##### Stored data #####

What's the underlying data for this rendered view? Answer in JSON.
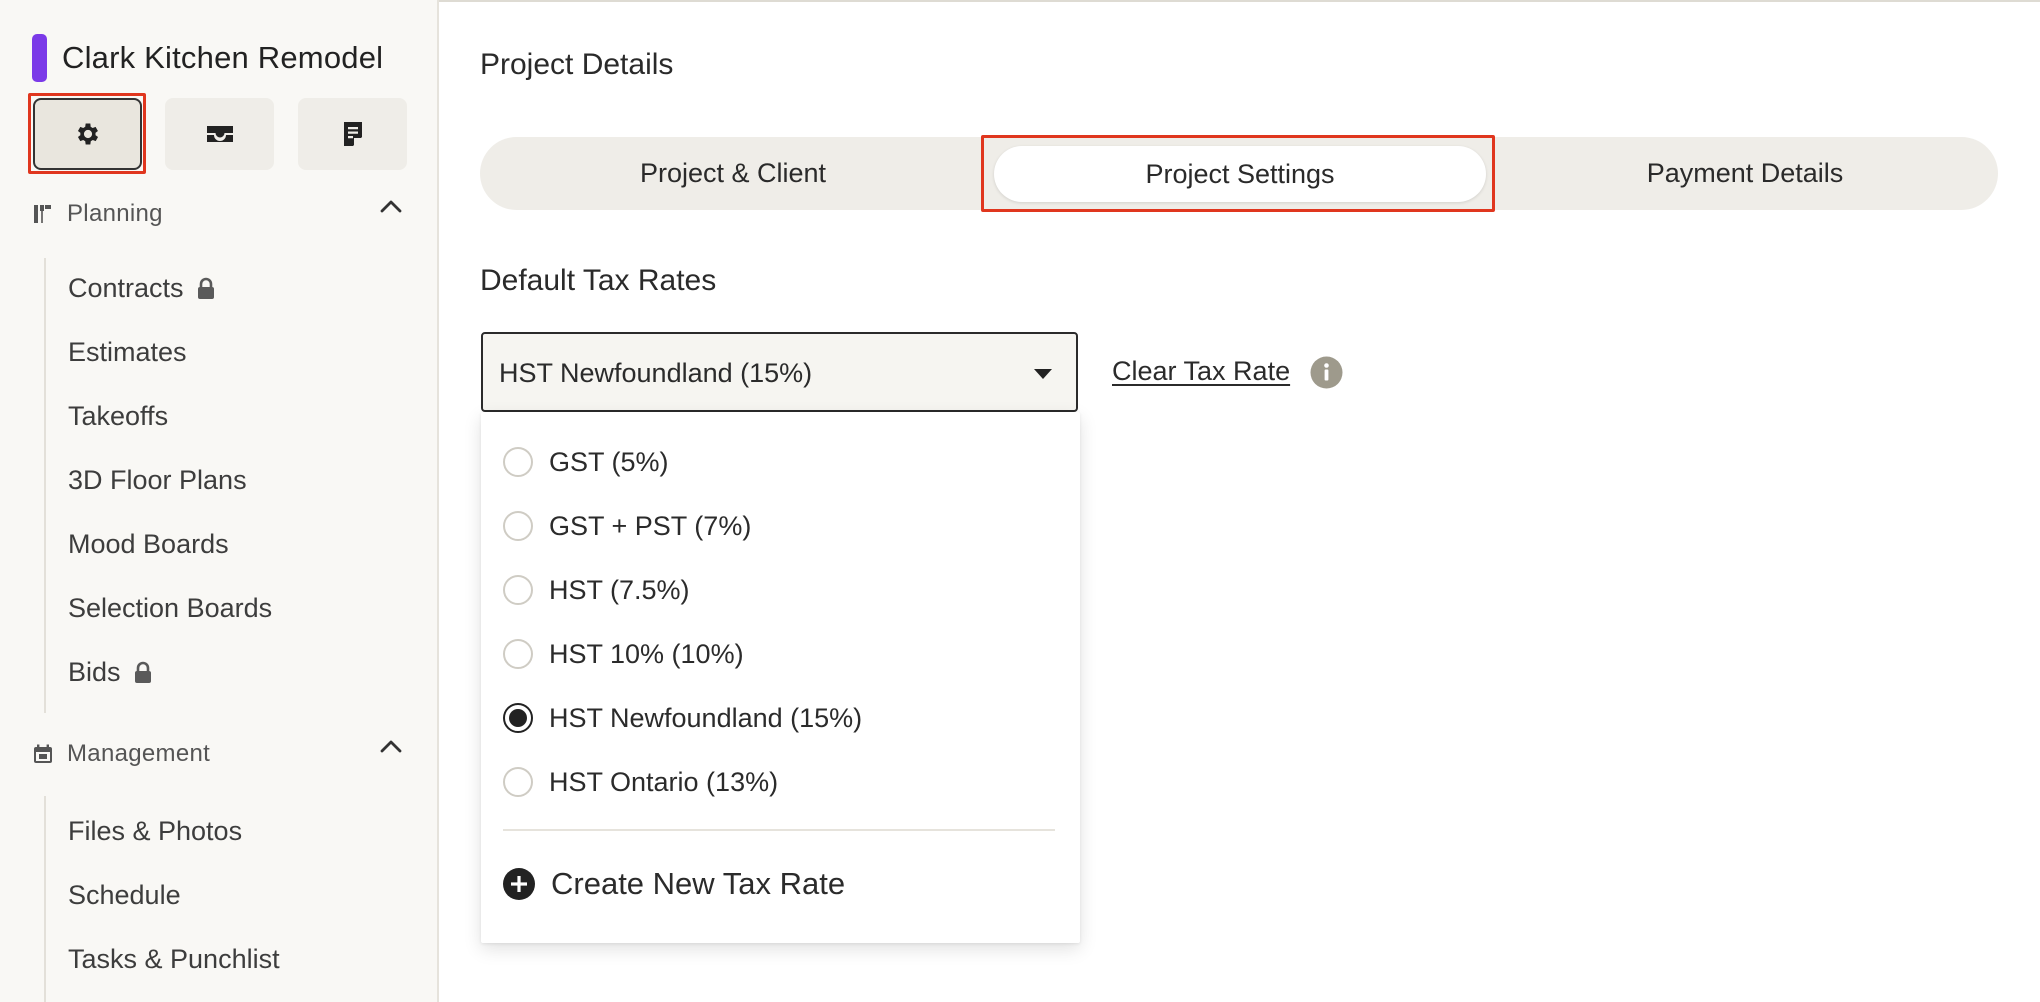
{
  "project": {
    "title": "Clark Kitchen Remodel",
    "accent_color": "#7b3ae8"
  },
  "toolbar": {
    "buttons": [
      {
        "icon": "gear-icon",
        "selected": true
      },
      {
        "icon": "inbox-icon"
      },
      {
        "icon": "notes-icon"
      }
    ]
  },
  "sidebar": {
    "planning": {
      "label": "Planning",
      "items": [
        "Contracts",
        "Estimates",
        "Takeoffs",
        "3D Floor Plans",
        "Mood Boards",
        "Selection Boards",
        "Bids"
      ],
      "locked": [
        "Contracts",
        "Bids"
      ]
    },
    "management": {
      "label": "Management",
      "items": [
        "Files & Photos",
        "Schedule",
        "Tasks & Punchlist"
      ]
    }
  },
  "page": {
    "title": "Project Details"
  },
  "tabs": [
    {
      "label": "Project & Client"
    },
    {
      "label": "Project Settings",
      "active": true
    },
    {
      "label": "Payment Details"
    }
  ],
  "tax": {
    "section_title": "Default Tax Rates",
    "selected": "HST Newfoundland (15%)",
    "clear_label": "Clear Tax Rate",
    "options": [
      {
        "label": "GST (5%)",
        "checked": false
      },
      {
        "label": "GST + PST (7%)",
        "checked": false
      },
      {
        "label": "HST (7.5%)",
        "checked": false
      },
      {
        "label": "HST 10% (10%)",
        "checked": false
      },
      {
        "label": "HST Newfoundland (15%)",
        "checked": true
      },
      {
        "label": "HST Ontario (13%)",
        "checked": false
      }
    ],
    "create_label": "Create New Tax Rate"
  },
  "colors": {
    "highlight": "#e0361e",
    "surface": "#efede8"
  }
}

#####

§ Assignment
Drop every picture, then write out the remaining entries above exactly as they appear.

§ Answer to the exercise
What's the underlying data for this rendered view? Answer in JSON.
{
  "project": {
    "title": "Clark Kitchen Remodel",
    "accent_color": "#7b3ae8"
  },
  "toolbar": {
    "buttons": [
      {
        "icon": "gear-icon",
        "selected": true
      },
      {
        "icon": "inbox-icon"
      },
      {
        "icon": "notes-icon"
      }
    ]
  },
  "sidebar": {
    "planning": {
      "label": "Planning",
      "items": [
        "Contracts",
        "Estimates",
        "Takeoffs",
        "3D Floor Plans",
        "Mood Boards",
        "Selection Boards",
        "Bids"
      ],
      "locked": [
        "Contracts",
        "Bids"
      ]
    },
    "management": {
      "label": "Management",
      "items": [
        "Files & Photos",
        "Schedule",
        "Tasks & Punchlist"
      ]
    }
  },
  "page": {
    "title": "Project Details"
  },
  "tabs": [
    {
      "label": "Project & Client"
    },
    {
      "label": "Project Settings",
      "active": true
    },
    {
      "label": "Payment Details"
    }
  ],
  "tax": {
    "section_title": "Default Tax Rates",
    "selected": "HST Newfoundland (15%)",
    "clear_label": "Clear Tax Rate",
    "options": [
      {
        "label": "GST (5%)",
        "checked": false
      },
      {
        "label": "GST + PST (7%)",
        "checked": false
      },
      {
        "label": "HST (7.5%)",
        "checked": false
      },
      {
        "label": "HST 10% (10%)",
        "checked": false
      },
      {
        "label": "HST Newfoundland (15%)",
        "checked": true
      },
      {
        "label": "HST Ontario (13%)",
        "checked": false
      }
    ],
    "create_label": "Create New Tax Rate"
  },
  "colors": {
    "highlight": "#e0361e",
    "surface": "#efede8"
  }
}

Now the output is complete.